Are you suggesting that a proper analysis has not been done, and no attempt has been made to compare the legislation to Canada's obligations under the convention? Is your point that the convention has not been looked at and compared with these provisions under the Youth Criminal Justice Act in part 4 to make sure that Canada is meeting its obligations?

You mentioned one or two parts. Could you confirm that and perhaps elaborate?

November 1st, 2011 / 10:10 a.m.

Chair, Board of Directors, Canadian Coalition for the Rights of Children

Kathy Vandergrift

That is correct. Under the current government policy there are statements, in response to other studies of children's rights, that when laws are proposed that affect children, a child rights assessment is done. During the review of Bill C-4 we asked for this. I followed up with individual MPs who asked for this, and as far as I know, no one has seen the child rights assessment that was done.

I'm simply saying that all members of Parliament should at least be aware of how the proposed changes fulfill or violate their obligations to protect the rights of children in Canada. Our submission is that there are serious matters in these proposed changes that do violate the convention.

10:15 a.m.

NDP

Jack Harris NDP St. John's East, NL

We just had a very impassioned plea from the Minister of Justice of Quebec concerning the provisions under Bill C-10, particularly those with respect to youth justice.

One of the concerns, and he has proposed, that there is a great deal of evidence that shows there's a relationship between young people being incarcerated and the potential for this bill to increase the number of criminals, increase the amount of recidivism, and increase the number of crimes and victims as a result of that.
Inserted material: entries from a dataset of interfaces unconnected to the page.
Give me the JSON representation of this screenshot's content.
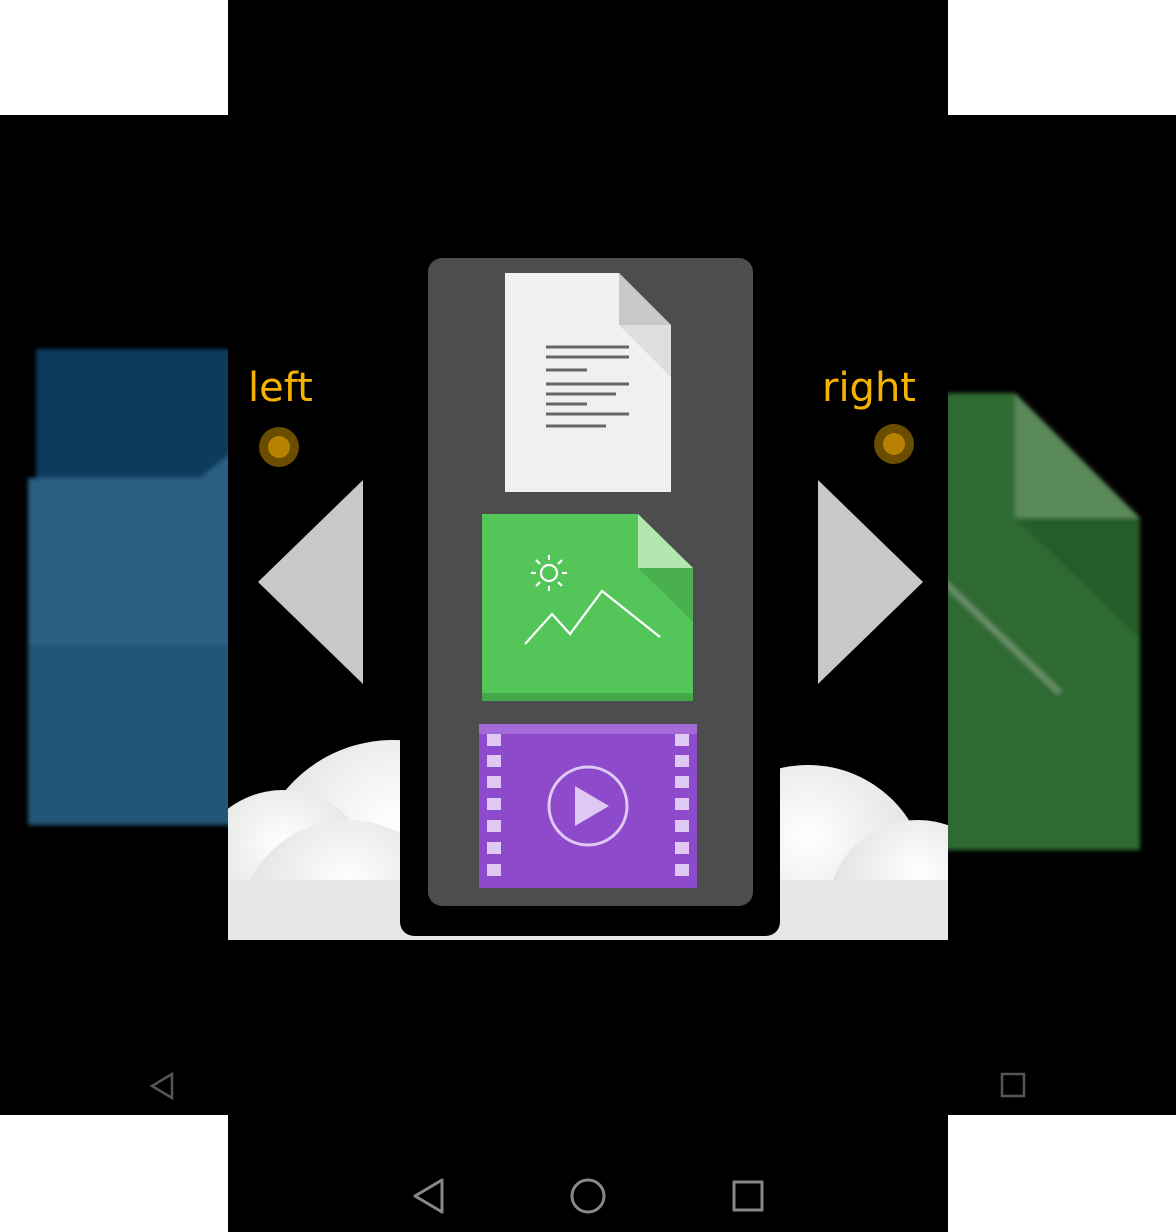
{
  "labels": {
    "left": "left",
    "right": "right"
  },
  "icons": {
    "background_left": "folder-icon",
    "background_right": "file-icon",
    "document": "document-file-icon",
    "image": "image-file-icon",
    "video": "video-file-icon",
    "arrow_left": "arrow-left-icon",
    "arrow_right": "arrow-right-icon"
  },
  "colors": {
    "label": "#f5b300",
    "arrow": "#c8c8c8",
    "panel": "#4d4d4d",
    "image_file": "#54c659",
    "video_file": "#8d4bcb",
    "folder": "#2a5f84",
    "green_file": "#2e6a32"
  },
  "nav_bar": {
    "items": [
      "back-icon",
      "home-icon",
      "recents-icon"
    ]
  },
  "back_nav_bar": {
    "items": [
      "back-icon",
      "recents-icon"
    ]
  }
}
Are you aware of studies that might support or counter that?

10:15 a.m.

Conservative

The Chair Conservative Dave MacKenzie

Please give a very brief response.

10:15 a.m.

Chair, Board of Directors, Canadian Coalition for the Rights of Children

Kathy Vandergrift

Okay.

The evidence is clear, and the experience under the current Young Offenders Act with use of alternate measures besides incarceration has been very positive. We have seen some of those detention rates go down.

I sympathize with the concerns about young people, but all our members who work with young people tell us the problem is that we don't have enough good programs of the range we need to deal with the kind of young people we're dealing with. I think that's where the focus needs to be.

10:15 a.m.

Conservative

The Chair Conservative Dave MacKenzie

Mr. Rathgeber.